Exercise prompt
The data below should be copied out exactly, with its pictures omitted.

START Dataset entries

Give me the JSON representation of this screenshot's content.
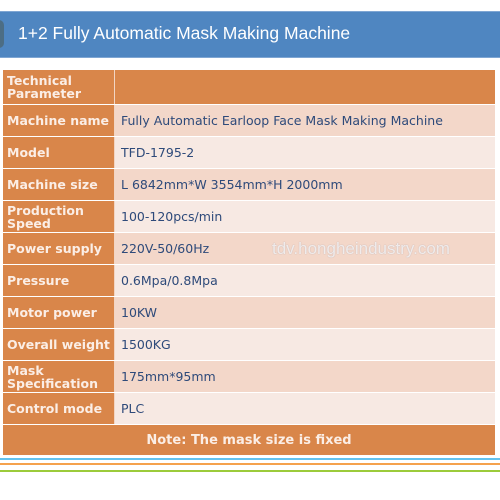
{
  "title": "1+2 Fully Automatic Mask Making Machine",
  "table": {
    "header_label": "Technical Parameter",
    "header_value": "",
    "rows": [
      {
        "label": "Machine name",
        "value": "Fully Automatic Earloop Face Mask Making Machine"
      },
      {
        "label": "Model",
        "value": "TFD-1795-2"
      },
      {
        "label": "Machine size",
        "value": "L 6842mm*W 3554mm*H 2000mm"
      },
      {
        "label": "Production Speed",
        "value": "100-120pcs/min"
      },
      {
        "label": "Power supply",
        "value": "220V-50/60Hz"
      },
      {
        "label": "Pressure",
        "value": "0.6Mpa/0.8Mpa"
      },
      {
        "label": "Motor power",
        "value": "10KW"
      },
      {
        "label": "Overall weight",
        "value": "1500KG"
      },
      {
        "label": "Mask Specification",
        "value": "175mm*95mm"
      },
      {
        "label": "Control mode",
        "value": "PLC"
      }
    ],
    "note": "Note: The mask size is fixed"
  },
  "watermark": "tdv.hongheindustry.com",
  "colors": {
    "title_bar": "#4f86c1",
    "label_cell": "#d9864a",
    "value_cell_dark": "#f3d7c9",
    "value_cell_light": "#f7e9e3",
    "value_text": "#2e4a7a",
    "line_blue": "#63c3ef",
    "line_orange": "#f5a24e",
    "line_green": "#9ccb3b"
  }
}
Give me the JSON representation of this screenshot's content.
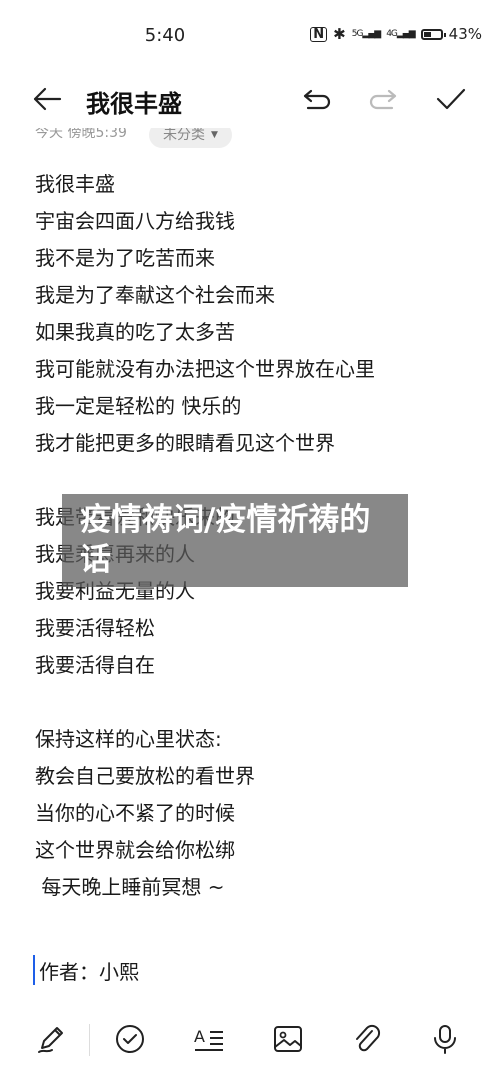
{
  "status_bar": {
    "time": "5:40",
    "battery_percent": "43%",
    "signal_1": "5G",
    "signal_2": "4G"
  },
  "toolbar": {
    "title": "我很丰盛"
  },
  "meta": {
    "date": "今天 傍晚5:39",
    "category": "未分类"
  },
  "note": {
    "lines": [
      "我很丰盛",
      "宇宙会四面八方给我钱",
      "我不是为了吃苦而来",
      "我是为了奉献这个社会而来",
      "如果我真的吃了太多苦",
      "我可能就没有办法把这个世界放在心里",
      "我一定是轻松的 快乐的",
      "我才能把更多的眼睛看见这个世界",
      "",
      "我是带着爱和快乐来的",
      "我是乘愿再来的人",
      "我要利益无量的人",
      "我要活得轻松",
      "我要活得自在",
      "",
      "保持这样的心里状态:",
      "教会自己要放松的看世界",
      "当你的心不紧了的时候",
      "这个世界就会给你松绑",
      " 每天晚上睡前冥想 ~"
    ],
    "author": "作者：小熙"
  },
  "overlay": {
    "text": "疫情祷词/疫情祈祷的话"
  },
  "colors": {
    "accent": "#1e5ee8",
    "overlay_bg": "#5a5a5a"
  }
}
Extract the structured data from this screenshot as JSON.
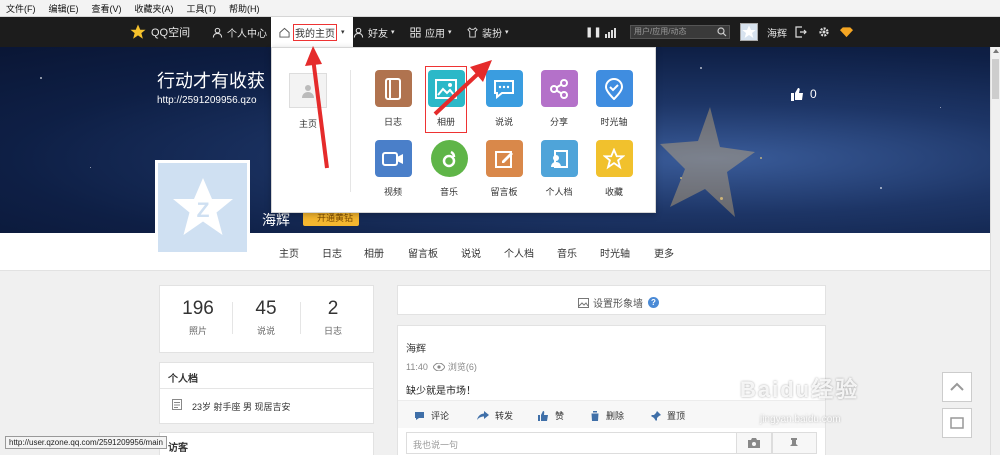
{
  "menubar": [
    "文件(F)",
    "编辑(E)",
    "查看(V)",
    "收藏夹(A)",
    "工具(T)",
    "帮助(H)"
  ],
  "topbar": {
    "logo": "QQ空间",
    "personal_center": "个人中心",
    "my_home": "我的主页",
    "friends": "好友",
    "apps": "应用",
    "dress": "装扮",
    "search_placeholder": "用户/应用/动态",
    "username": "海辉"
  },
  "banner": {
    "title": "行动才有收获",
    "url": "http://2591209956.qzo",
    "likes": "0",
    "name": "海辉",
    "vip": "开通黄钻"
  },
  "dropdown": {
    "home_label": "主页",
    "apps": [
      {
        "label": "日志",
        "color": "#b0734f",
        "icon": "diary-icon"
      },
      {
        "label": "相册",
        "color": "#2bb8c8",
        "icon": "photo-album-icon"
      },
      {
        "label": "说说",
        "color": "#3a9de0",
        "icon": "chat-bubble-icon"
      },
      {
        "label": "分享",
        "color": "#b471c9",
        "icon": "share-icon"
      },
      {
        "label": "时光轴",
        "color": "#3f8de0",
        "icon": "timeline-icon"
      },
      {
        "label": "视频",
        "color": "#4a7fc9",
        "icon": "video-camera-icon"
      },
      {
        "label": "音乐",
        "color": "#5fb548",
        "icon": "music-icon"
      },
      {
        "label": "留言板",
        "color": "#d9884a",
        "icon": "message-board-icon"
      },
      {
        "label": "个人档",
        "color": "#4fa4d9",
        "icon": "profile-card-icon"
      },
      {
        "label": "收藏",
        "color": "#f1c12d",
        "icon": "star-icon"
      }
    ]
  },
  "nav": [
    "主页",
    "日志",
    "相册",
    "留言板",
    "说说",
    "个人档",
    "音乐",
    "时光轴",
    "更多"
  ],
  "stats": [
    {
      "n": "196",
      "l": "照片"
    },
    {
      "n": "45",
      "l": "说说"
    },
    {
      "n": "2",
      "l": "日志"
    }
  ],
  "profile_card": {
    "title": "个人档",
    "info": "23岁 射手座 男 现居吉安"
  },
  "visitors_title": "访客",
  "feed": {
    "set_wall": "设置形象墙",
    "author": "海辉",
    "time": "11:40",
    "views": "浏览(6)",
    "content": "缺少就是市场！",
    "actions": [
      "评论",
      "转发",
      "赞",
      "删除",
      "置顶"
    ],
    "comment_placeholder": "我也说一句"
  },
  "status_url": "http://user.qzone.qq.com/2591209956/main",
  "watermark": {
    "brand": "Baidu经验",
    "url": "jingyan.baidu.com"
  }
}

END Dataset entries

Result of the exercise
Give me the JSON representation of this screenshot's content.
{
  "title": "1+2 Fully Automatic Mask Making Machine",
  "table": {
    "header_label": "Technical Parameter",
    "header_value": "",
    "rows": [
      {
        "label": "Machine name",
        "value": "Fully Automatic Earloop Face Mask Making Machine"
      },
      {
        "label": "Model",
        "value": "TFD-1795-2"
      },
      {
        "label": "Machine size",
        "value": "L 6842mm*W 3554mm*H 2000mm"
      },
      {
        "label": "Production Speed",
        "value": "100-120pcs/min"
      },
      {
        "label": "Power supply",
        "value": "220V-50/60Hz"
      },
      {
        "label": "Pressure",
        "value": "0.6Mpa/0.8Mpa"
      },
      {
        "label": "Motor power",
        "value": "10KW"
      },
      {
        "label": "Overall weight",
        "value": "1500KG"
      },
      {
        "label": "Mask Specification",
        "value": "175mm*95mm"
      },
      {
        "label": "Control mode",
        "value": "PLC"
      }
    ],
    "note": "Note: The mask size is fixed"
  },
  "watermark": "tdv.hongheindustry.com",
  "colors": {
    "title_bar": "#4f86c1",
    "label_cell": "#d9864a",
    "value_cell_dark": "#f3d7c9",
    "value_cell_light": "#f7e9e3",
    "value_text": "#2e4a7a",
    "line_blue": "#63c3ef",
    "line_orange": "#f5a24e",
    "line_green": "#9ccb3b"
  }
}
Give me the JSON representation of this screenshot's content.
{
  "status_bar": {
    "time": "5:40",
    "battery_percent": "43%",
    "signal_1": "5G",
    "signal_2": "4G"
  },
  "toolbar": {
    "title": "我很丰盛"
  },
  "meta": {
    "date": "今天 傍晚5:39",
    "category": "未分类"
  },
  "note": {
    "lines": [
      "我很丰盛",
      "宇宙会四面八方给我钱",
      "我不是为了吃苦而来",
      "我是为了奉献这个社会而来",
      "如果我真的吃了太多苦",
      "我可能就没有办法把这个世界放在心里",
      "我一定是轻松的 快乐的",
      "我才能把更多的眼睛看见这个世界",
      "",
      "我是带着爱和快乐来的",
      "我是乘愿再来的人",
      "我要利益无量的人",
      "我要活得轻松",
      "我要活得自在",
      "",
      "保持这样的心里状态:",
      "教会自己要放松的看世界",
      "当你的心不紧了的时候",
      "这个世界就会给你松绑",
      " 每天晚上睡前冥想 ~"
    ],
    "author": "作者：小熙"
  },
  "overlay": {
    "text": "疫情祷词/疫情祈祷的话"
  },
  "colors": {
    "accent": "#1e5ee8",
    "overlay_bg": "#5a5a5a"
  }
}
Extract the structured data from this screenshot as JSON.
{
  "menubar": [
    "文件(F)",
    "编辑(E)",
    "查看(V)",
    "收藏夹(A)",
    "工具(T)",
    "帮助(H)"
  ],
  "topbar": {
    "logo": "QQ空间",
    "personal_center": "个人中心",
    "my_home": "我的主页",
    "friends": "好友",
    "apps": "应用",
    "dress": "装扮",
    "search_placeholder": "用户/应用/动态",
    "username": "海辉"
  },
  "banner": {
    "title": "行动才有收获",
    "url": "http://2591209956.qzo",
    "likes": "0",
    "name": "海辉",
    "vip": "开通黄钻"
  },
  "dropdown": {
    "home_label": "主页",
    "apps": [
      {
        "label": "日志",
        "color": "#b0734f",
        "icon": "diary-icon"
      },
      {
        "label": "相册",
        "color": "#2bb8c8",
        "icon": "photo-album-icon"
      },
      {
        "label": "说说",
        "color": "#3a9de0",
        "icon": "chat-bubble-icon"
      },
      {
        "label": "分享",
        "color": "#b471c9",
        "icon": "share-icon"
      },
      {
        "label": "时光轴",
        "color": "#3f8de0",
        "icon": "timeline-icon"
      },
      {
        "label": "视频",
        "color": "#4a7fc9",
        "icon": "video-camera-icon"
      },
      {
        "label": "音乐",
        "color": "#5fb548",
        "icon": "music-icon"
      },
      {
        "label": "留言板",
        "color": "#d9884a",
        "icon": "message-board-icon"
      },
      {
        "label": "个人档",
        "color": "#4fa4d9",
        "icon": "profile-card-icon"
      },
      {
        "label": "收藏",
        "color": "#f1c12d",
        "icon": "star-icon"
      }
    ]
  },
  "nav": [
    "主页",
    "日志",
    "相册",
    "留言板",
    "说说",
    "个人档",
    "音乐",
    "时光轴",
    "更多"
  ],
  "stats": [
    {
      "n": "196",
      "l": "照片"
    },
    {
      "n": "45",
      "l": "说说"
    },
    {
      "n": "2",
      "l": "日志"
    }
  ],
  "profile_card": {
    "title": "个人档",
    "info": "23岁 射手座 男 现居吉安"
  },
  "visitors_title": "访客",
  "feed": {
    "set_wall": "设置形象墙",
    "author": "海辉",
    "time": "11:40",
    "views": "浏览(6)",
    "content": "缺少就是市场！",
    "actions": [
      "评论",
      "转发",
      "赞",
      "删除",
      "置顶"
    ],
    "comment_placeholder": "我也说一句"
  },
  "status_url": "http://user.qzone.qq.com/2591209956/main",
  "watermark": {
    "brand": "Baidu经验",
    "url": "jingyan.baidu.com"
  }
}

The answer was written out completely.